Evergreen International, one of the world's largest shipping lines, concealed the discharge of waste oil, obstructed Coast Guard inspections and altered records over a three-year period ending in 2001, federal officials said.
LOS ANGELES — A Panamanian shipping line today pleaded guilty to more than two dozen counts of illegal dumping around the United States and was ordered to pay $25 million in one of the largest fines ever imposed on a company that deliberately polluted the ocean.
Evergreen International, one of the world’s largest shipping lines, concealed the discharge of waste oil, obstructed Coast Guard inspections and altered records over a three-year period ending in 2001, federal officials said. The company entered its plea in U.S. District Court in Los Angeles to 24 felony counts and one misdemeanor.
U.S. attorneys from five jurisdictions affected by the pollution — Los Angeles, Seattle, Portland, Newark, N.J. and Charleston, S.C. — hailed the plea agreement as a major victory in the fight against shipping companies trying to skirt the law.
“We take these crimes very seriously and if they won’t police themselves, we will do it for them,” Christopher Christie, U.S. Attorney for the District of New Jersey, said on a dock across from Evergreen’s shipping yard in San Pedro. “You can’t lie to the federal government with impunity and get away with it.”

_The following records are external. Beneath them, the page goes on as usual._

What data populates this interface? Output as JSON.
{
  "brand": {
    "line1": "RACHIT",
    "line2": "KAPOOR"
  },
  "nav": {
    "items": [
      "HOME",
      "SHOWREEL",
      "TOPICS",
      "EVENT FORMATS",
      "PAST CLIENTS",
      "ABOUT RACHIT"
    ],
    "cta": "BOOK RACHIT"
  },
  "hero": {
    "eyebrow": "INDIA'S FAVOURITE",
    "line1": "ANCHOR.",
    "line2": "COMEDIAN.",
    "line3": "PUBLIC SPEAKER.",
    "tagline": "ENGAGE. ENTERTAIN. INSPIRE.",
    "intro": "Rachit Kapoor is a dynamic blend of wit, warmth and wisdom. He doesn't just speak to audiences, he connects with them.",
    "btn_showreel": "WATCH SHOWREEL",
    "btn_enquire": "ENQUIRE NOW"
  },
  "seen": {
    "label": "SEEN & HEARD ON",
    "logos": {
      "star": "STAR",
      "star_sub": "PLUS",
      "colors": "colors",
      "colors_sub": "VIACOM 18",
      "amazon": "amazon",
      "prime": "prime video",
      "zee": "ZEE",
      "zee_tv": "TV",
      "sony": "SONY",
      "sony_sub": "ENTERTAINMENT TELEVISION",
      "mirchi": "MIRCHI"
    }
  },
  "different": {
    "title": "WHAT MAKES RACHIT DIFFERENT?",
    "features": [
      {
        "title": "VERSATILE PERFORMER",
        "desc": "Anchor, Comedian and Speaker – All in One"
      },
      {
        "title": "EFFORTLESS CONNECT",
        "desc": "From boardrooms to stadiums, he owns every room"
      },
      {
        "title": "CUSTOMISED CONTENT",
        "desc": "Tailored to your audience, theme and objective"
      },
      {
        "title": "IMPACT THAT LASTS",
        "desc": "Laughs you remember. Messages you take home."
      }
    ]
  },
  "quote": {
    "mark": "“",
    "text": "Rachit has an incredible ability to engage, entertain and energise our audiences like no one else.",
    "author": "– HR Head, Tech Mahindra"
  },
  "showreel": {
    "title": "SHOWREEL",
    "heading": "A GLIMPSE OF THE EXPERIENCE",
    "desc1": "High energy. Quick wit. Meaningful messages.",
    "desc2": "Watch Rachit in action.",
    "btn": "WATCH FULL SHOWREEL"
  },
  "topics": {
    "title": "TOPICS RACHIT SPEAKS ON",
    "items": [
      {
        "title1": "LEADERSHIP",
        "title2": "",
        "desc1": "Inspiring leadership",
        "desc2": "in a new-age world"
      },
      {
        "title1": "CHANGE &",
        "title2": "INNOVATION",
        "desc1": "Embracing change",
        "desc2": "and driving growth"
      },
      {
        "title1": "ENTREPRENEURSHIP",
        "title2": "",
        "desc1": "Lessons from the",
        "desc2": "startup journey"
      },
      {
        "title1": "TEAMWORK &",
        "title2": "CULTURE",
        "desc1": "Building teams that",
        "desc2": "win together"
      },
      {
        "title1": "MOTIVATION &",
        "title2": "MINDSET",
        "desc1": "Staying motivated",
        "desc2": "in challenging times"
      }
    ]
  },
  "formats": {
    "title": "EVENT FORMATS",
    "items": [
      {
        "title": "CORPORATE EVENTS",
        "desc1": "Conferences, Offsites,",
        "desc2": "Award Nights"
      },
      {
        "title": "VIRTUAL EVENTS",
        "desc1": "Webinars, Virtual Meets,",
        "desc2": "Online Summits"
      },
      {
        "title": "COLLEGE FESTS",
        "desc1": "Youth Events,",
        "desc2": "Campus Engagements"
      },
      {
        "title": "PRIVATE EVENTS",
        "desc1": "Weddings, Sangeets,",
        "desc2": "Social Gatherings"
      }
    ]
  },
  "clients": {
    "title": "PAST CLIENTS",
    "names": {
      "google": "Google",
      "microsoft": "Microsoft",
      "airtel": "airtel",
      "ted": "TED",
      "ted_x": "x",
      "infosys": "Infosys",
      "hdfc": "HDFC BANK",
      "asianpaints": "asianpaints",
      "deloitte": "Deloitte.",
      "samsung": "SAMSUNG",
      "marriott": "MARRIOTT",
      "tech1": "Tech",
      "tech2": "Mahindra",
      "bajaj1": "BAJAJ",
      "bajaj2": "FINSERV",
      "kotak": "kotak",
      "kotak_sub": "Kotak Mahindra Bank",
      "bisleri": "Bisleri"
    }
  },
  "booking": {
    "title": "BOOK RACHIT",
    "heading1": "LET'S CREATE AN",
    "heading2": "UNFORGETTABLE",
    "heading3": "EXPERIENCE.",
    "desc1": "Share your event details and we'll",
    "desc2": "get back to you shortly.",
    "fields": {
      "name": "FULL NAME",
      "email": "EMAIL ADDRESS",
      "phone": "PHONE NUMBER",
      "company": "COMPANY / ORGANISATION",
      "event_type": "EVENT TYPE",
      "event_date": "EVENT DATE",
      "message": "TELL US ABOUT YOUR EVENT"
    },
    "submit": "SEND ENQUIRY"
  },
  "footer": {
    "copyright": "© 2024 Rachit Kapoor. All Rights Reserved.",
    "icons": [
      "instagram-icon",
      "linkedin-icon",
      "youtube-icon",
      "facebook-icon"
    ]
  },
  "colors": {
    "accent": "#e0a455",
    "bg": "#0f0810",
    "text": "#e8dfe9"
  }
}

U.S. District Judge Terry J. Hatter Jr. ordered Evergreen to pay the five districts $15 million that they will split equally. The remaining money will be given to environmental community service projects in each area.
“The $2 million that will be invested in environmental projects in Washington state won’t erase what the company has done — but it is an important step toward righting a wrong,” Sheryl Hutchison of the Washington state Department of Ecology said in a written statement from Olympia, Wash.
The shipping line must also implement an environmental plan for their vessels docked in U.S. ports.
Attorneys for Evergreen said the company has been in compliance for the past four years and decided to enter a plea agreement to move forward.
“To make us the poster child for environmental violations years later is ridiculous,” attorney Eric Dubelier said. “We’ve taken responsibility for what we did so we can go about our business.”
It is one of the largest fines ever imposed on a shipping line in a dumping case. In 1999, Royal Caribbean cruise lines paid $27 million in two cases after acknowledging it had polluted repeatedly and lied to the Coast Guard about it.
In Evergreen’s case, federal authorities said they began their investigation in March 2001 after they found about 500 gallons of oil in the Columbia River near Kalama, Wash. They were able to trace the spill to one of Evergreen’s ships.
The violations led to a thorough review of Evergreen’s policies. Federal officials said ship workers would use a pipe to bypass a pollution prevention device and allow them to dump sludge into the ocean — often at night — without it being treated.
Debra W. Yang, U.S. attorney in Los Angeles, doesn’t know how much damage was done but called the amount “incalcuable.”
“The waste oil must be retained on board and it costs money to transfer it (to waste facilities in ports),” said Rear Admiral Kevin Eldridge of the U.S. Coast Guard. “They were getting a competitive advantage over those who are following the rules.”
Dubelier said the violations occurred on only seven of Evergreen’s 140 ships.
Evergreen paid $4 million to clean up more than 12,000 gallons of heavy fuel oil spilled from a steamship that accidentally struck a pipe on a South Carolina river in 2002. The company assumed the costs of the cleanup after a crew discovered a crack in the 991-foot Evergreen Ever Reach.
——— AP writer Matthew Daly in Washington contributed to this report.